-------- DATA
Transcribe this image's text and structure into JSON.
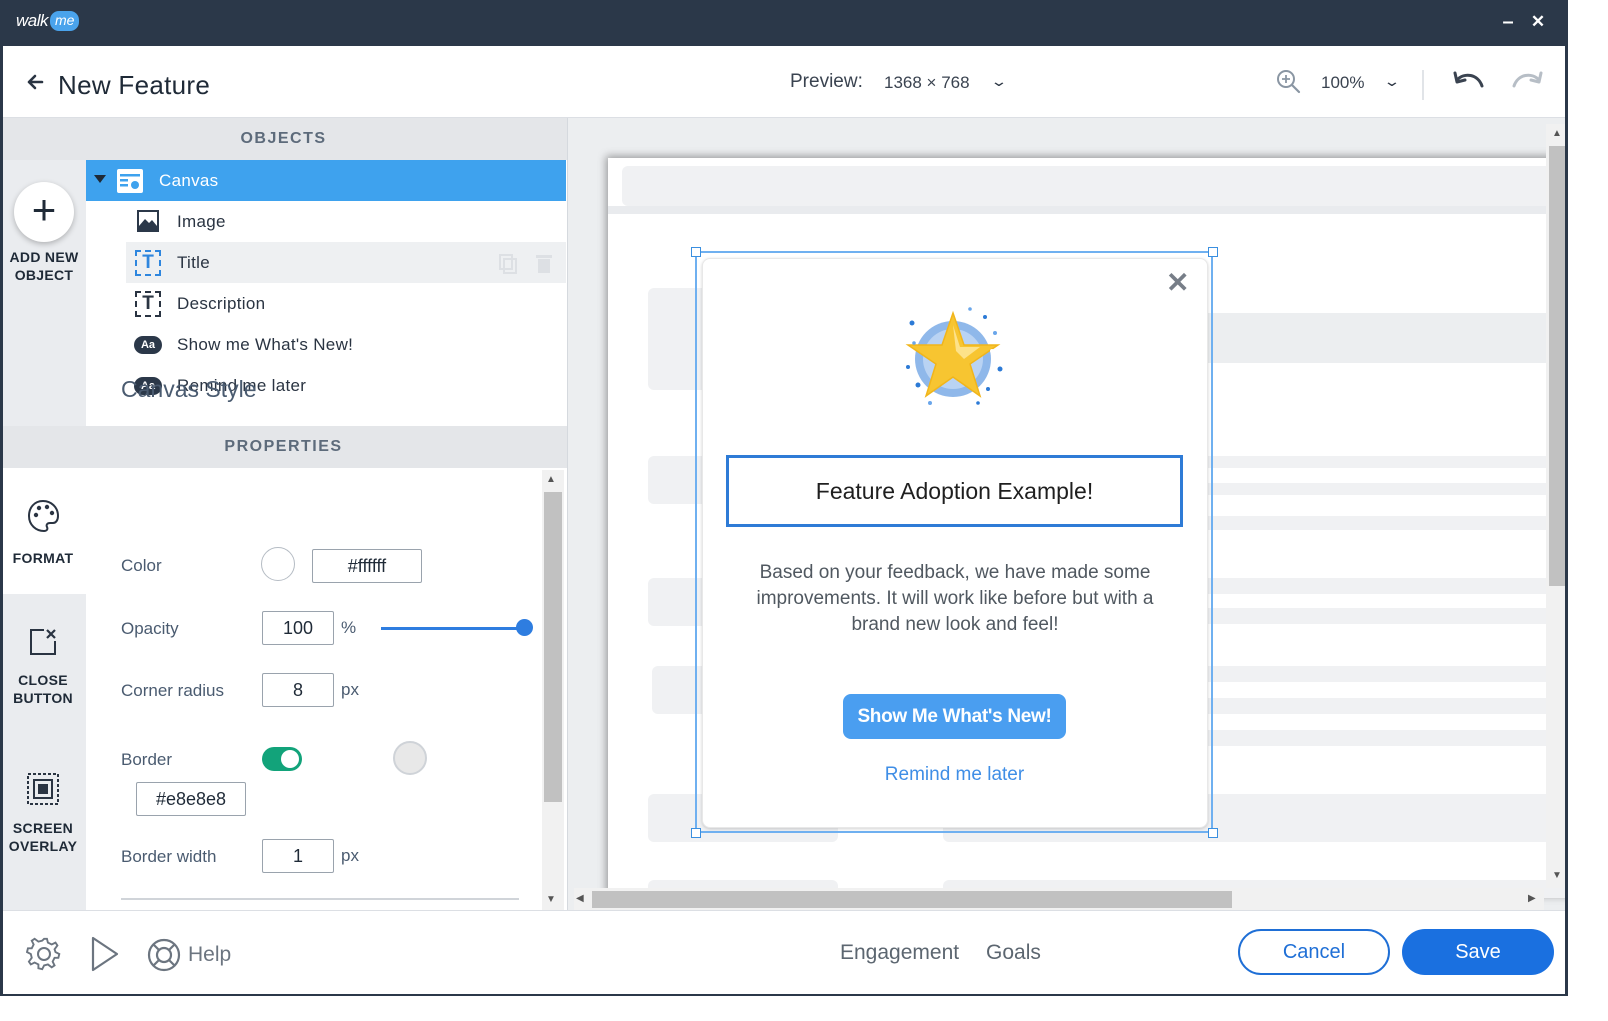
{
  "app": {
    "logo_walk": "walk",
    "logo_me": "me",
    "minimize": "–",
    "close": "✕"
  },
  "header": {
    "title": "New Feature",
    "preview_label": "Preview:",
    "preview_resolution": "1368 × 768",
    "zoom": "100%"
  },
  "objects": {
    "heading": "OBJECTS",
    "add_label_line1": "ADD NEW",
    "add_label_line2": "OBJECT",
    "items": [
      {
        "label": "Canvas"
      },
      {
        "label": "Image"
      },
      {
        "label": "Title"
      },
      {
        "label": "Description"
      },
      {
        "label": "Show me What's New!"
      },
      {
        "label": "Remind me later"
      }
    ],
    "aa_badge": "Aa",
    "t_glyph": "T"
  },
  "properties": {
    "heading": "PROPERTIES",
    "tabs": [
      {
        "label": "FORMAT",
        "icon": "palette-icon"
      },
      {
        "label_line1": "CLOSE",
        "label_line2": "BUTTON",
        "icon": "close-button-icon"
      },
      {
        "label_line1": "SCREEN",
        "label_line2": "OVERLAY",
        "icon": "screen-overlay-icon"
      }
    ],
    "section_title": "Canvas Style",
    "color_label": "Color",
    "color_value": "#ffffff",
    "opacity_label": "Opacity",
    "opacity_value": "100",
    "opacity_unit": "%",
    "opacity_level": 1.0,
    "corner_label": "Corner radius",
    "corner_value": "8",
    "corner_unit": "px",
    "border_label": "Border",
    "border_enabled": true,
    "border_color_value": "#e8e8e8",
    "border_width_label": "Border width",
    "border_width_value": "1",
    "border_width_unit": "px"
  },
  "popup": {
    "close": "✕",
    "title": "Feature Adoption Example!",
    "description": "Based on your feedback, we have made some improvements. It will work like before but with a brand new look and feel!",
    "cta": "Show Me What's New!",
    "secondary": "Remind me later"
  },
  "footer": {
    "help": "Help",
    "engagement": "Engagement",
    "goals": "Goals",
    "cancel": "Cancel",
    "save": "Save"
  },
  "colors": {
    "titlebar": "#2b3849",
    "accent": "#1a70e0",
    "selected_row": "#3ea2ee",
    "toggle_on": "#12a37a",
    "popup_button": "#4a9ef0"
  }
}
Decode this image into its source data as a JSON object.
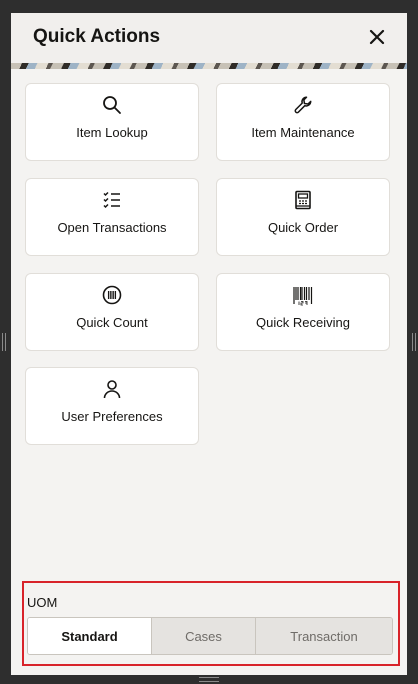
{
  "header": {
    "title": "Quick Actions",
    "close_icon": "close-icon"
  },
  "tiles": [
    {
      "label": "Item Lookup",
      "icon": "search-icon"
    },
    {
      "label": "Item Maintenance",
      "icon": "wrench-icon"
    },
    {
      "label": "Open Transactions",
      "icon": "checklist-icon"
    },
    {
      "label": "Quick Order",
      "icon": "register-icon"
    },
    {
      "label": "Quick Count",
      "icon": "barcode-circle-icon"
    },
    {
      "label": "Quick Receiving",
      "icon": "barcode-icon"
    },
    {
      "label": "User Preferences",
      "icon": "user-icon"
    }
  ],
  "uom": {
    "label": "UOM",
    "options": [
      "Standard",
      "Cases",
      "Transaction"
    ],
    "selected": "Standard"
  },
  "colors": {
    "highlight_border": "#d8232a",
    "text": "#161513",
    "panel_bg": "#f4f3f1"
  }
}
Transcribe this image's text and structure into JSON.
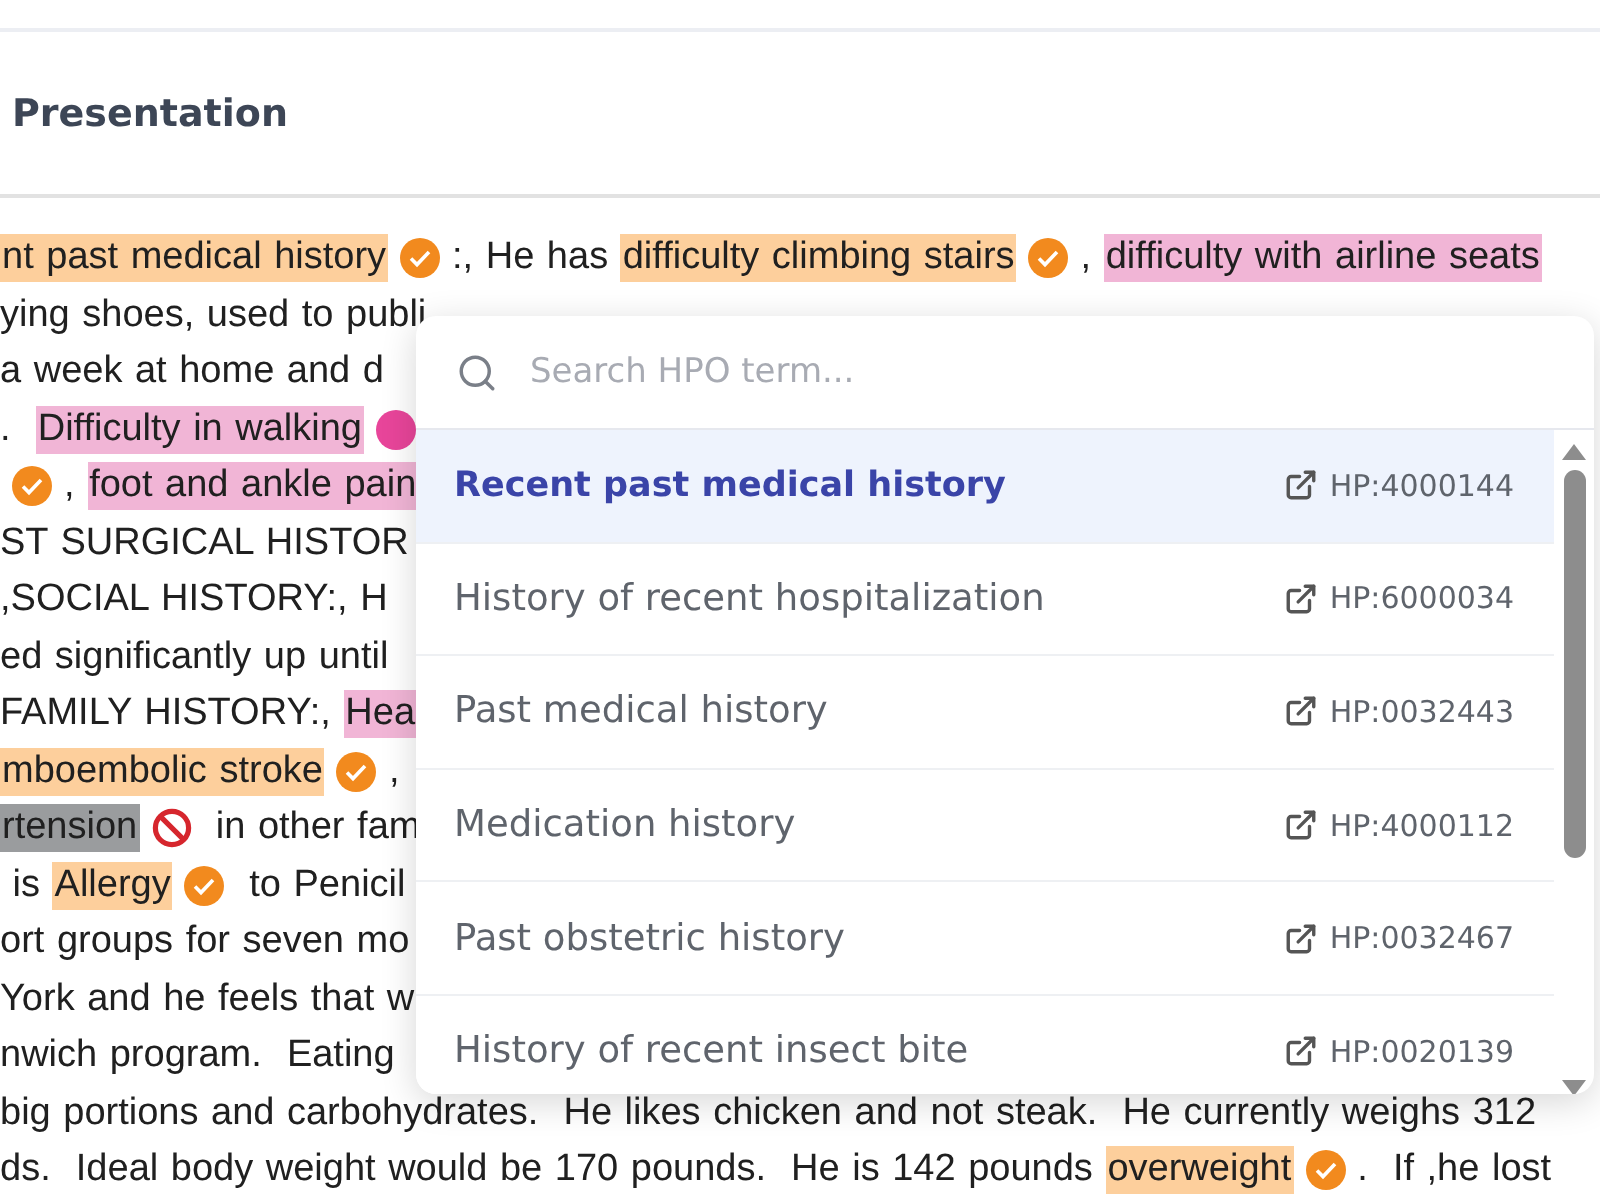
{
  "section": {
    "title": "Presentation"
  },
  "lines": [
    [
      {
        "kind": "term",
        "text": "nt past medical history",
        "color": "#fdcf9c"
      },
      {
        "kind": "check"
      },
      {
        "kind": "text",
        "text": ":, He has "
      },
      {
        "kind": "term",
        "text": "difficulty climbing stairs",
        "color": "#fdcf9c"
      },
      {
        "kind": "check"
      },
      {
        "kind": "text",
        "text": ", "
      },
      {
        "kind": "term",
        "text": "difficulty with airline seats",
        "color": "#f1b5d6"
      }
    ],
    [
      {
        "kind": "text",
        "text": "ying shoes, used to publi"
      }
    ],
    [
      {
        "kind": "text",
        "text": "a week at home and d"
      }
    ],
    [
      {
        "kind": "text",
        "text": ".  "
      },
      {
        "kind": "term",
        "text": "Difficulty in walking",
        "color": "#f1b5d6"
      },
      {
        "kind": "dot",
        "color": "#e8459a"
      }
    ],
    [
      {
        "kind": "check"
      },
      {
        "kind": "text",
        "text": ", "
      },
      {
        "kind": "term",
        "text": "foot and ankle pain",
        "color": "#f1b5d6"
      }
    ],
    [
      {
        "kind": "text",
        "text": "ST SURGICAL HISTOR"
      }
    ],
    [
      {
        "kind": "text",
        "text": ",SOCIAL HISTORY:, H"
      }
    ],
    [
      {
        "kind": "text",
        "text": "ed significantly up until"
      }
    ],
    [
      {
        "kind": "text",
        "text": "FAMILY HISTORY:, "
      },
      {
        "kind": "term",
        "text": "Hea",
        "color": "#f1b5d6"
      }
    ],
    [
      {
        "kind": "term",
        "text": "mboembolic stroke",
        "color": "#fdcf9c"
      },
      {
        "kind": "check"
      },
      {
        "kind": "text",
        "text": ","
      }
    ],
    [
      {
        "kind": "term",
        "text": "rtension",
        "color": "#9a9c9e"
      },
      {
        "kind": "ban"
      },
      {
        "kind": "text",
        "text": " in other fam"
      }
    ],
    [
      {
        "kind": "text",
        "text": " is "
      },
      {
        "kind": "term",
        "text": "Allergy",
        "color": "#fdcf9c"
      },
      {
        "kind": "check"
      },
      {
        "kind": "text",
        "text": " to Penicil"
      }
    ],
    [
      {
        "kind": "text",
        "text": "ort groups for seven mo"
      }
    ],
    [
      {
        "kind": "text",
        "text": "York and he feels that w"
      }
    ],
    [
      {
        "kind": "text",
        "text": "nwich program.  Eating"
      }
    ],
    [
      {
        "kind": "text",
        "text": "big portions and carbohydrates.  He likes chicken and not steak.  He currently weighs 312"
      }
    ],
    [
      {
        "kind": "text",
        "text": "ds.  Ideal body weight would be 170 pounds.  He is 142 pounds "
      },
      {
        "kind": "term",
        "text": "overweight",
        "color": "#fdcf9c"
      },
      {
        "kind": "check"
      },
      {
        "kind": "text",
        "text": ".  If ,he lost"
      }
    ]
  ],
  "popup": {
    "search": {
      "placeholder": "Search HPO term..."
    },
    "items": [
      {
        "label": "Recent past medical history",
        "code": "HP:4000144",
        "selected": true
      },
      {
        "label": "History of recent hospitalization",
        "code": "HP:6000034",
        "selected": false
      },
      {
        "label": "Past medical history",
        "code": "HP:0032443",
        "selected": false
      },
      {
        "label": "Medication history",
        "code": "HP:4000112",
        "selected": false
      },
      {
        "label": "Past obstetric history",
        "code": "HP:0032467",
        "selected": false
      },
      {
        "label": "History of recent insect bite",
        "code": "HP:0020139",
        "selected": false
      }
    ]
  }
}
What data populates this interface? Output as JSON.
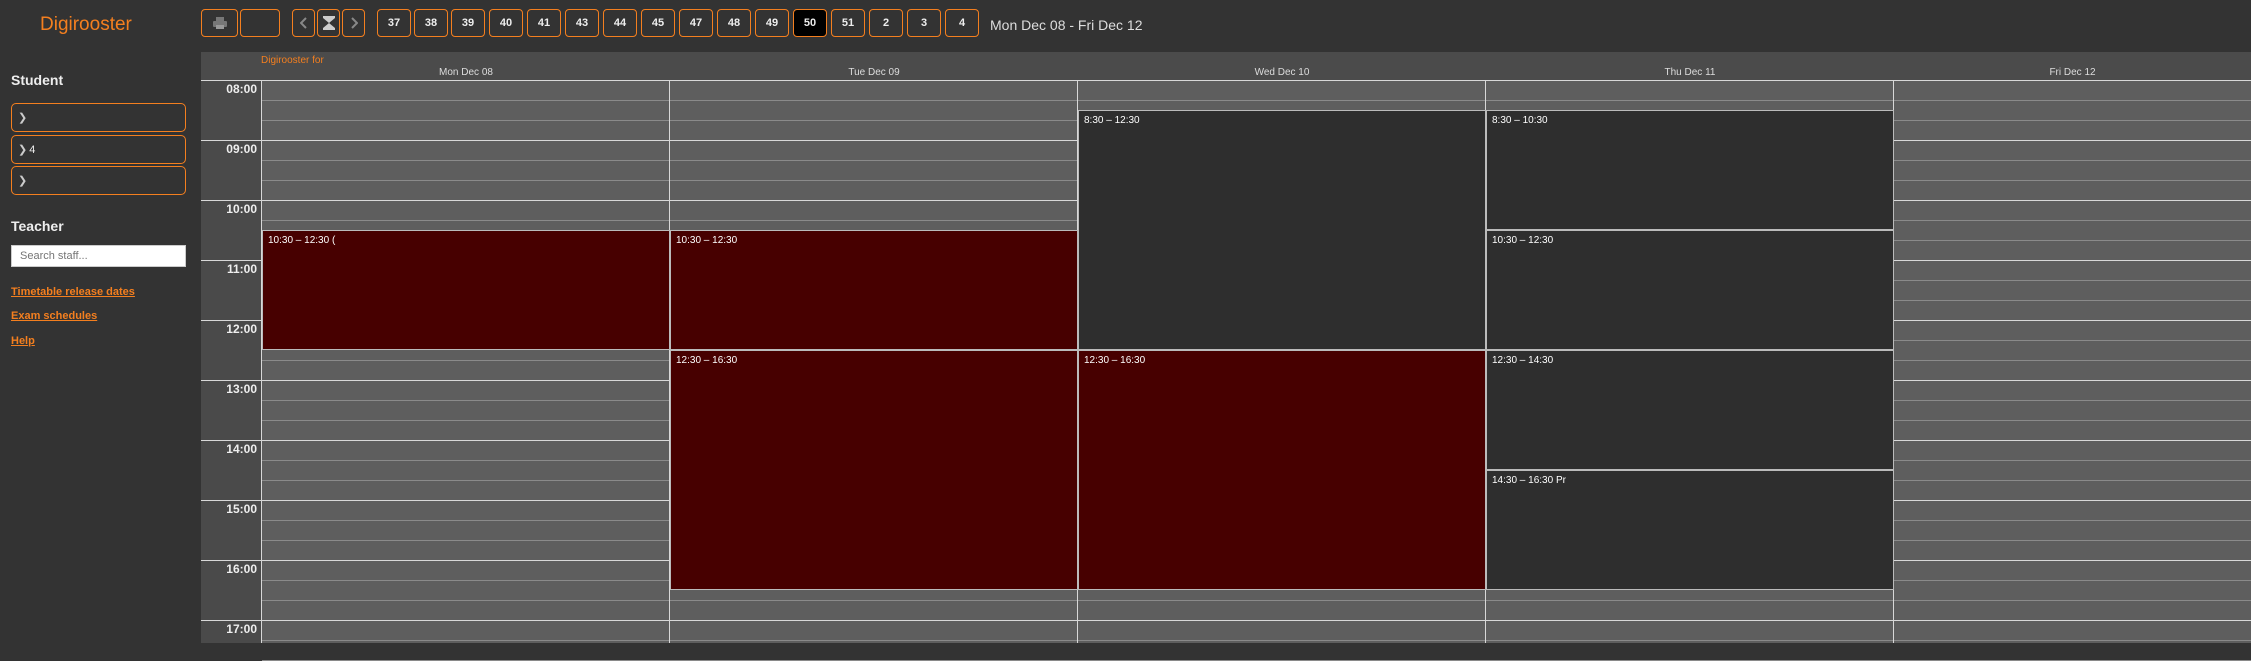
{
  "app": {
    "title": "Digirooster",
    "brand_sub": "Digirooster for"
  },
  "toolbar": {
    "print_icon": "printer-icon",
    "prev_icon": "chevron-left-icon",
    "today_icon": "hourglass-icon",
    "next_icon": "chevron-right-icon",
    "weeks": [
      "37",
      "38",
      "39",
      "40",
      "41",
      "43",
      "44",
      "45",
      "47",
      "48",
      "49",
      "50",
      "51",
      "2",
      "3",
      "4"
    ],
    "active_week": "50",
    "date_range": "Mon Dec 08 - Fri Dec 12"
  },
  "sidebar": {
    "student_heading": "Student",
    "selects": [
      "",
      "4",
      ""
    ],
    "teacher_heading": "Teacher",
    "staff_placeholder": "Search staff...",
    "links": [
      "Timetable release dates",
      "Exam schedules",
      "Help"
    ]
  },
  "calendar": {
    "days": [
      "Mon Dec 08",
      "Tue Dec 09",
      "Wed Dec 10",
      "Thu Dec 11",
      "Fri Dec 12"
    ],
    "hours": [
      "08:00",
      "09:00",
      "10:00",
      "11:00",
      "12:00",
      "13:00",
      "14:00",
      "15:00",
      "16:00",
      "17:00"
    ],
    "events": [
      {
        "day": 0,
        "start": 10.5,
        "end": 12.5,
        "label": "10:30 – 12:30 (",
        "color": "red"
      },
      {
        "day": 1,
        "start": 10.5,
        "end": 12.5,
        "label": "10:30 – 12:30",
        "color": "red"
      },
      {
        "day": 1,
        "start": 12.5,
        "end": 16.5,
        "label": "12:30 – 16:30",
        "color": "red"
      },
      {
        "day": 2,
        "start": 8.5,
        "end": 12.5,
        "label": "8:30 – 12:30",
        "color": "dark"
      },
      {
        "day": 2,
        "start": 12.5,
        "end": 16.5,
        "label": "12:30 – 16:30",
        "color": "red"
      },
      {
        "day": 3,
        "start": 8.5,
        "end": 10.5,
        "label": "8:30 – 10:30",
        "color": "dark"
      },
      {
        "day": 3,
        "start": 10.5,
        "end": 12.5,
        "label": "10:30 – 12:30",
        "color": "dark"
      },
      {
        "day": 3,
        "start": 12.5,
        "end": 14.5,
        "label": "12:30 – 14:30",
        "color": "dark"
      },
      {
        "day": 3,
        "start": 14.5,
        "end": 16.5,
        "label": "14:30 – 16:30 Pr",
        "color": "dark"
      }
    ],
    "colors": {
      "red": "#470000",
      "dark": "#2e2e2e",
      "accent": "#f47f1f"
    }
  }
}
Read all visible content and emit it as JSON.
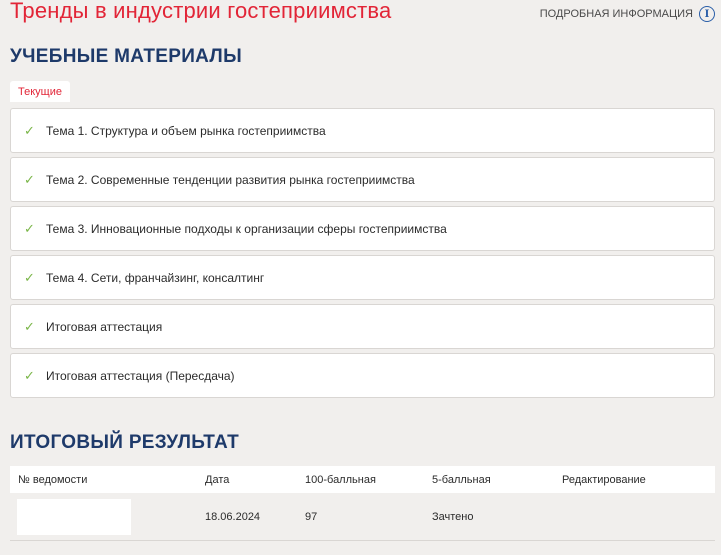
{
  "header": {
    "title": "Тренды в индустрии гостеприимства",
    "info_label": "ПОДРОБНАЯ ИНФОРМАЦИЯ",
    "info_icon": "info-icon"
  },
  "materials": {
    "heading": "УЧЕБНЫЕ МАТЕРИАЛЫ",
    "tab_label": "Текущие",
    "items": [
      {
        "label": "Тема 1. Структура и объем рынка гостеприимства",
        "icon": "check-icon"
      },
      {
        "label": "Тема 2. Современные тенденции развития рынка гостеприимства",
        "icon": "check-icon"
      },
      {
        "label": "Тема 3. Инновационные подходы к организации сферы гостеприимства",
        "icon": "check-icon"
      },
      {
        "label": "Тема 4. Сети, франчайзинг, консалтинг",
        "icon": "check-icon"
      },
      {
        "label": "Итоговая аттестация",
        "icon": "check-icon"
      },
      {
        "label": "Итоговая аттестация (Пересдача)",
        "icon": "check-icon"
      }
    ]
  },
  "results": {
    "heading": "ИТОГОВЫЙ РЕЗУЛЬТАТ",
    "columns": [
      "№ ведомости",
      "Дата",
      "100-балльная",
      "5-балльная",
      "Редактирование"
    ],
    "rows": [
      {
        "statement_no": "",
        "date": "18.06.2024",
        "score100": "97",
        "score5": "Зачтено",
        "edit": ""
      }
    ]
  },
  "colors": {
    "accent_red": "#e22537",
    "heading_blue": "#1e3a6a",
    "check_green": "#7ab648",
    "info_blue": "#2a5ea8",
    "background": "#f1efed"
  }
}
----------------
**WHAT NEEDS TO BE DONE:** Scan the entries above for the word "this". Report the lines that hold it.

**ANSWER SPACE:**
Transcribe this image's text and structure into JSON.
Decode this image into its source data as a JSON object.
Transcribe this image's text and structure into JSON.
What data populates this interface? Output as JSON.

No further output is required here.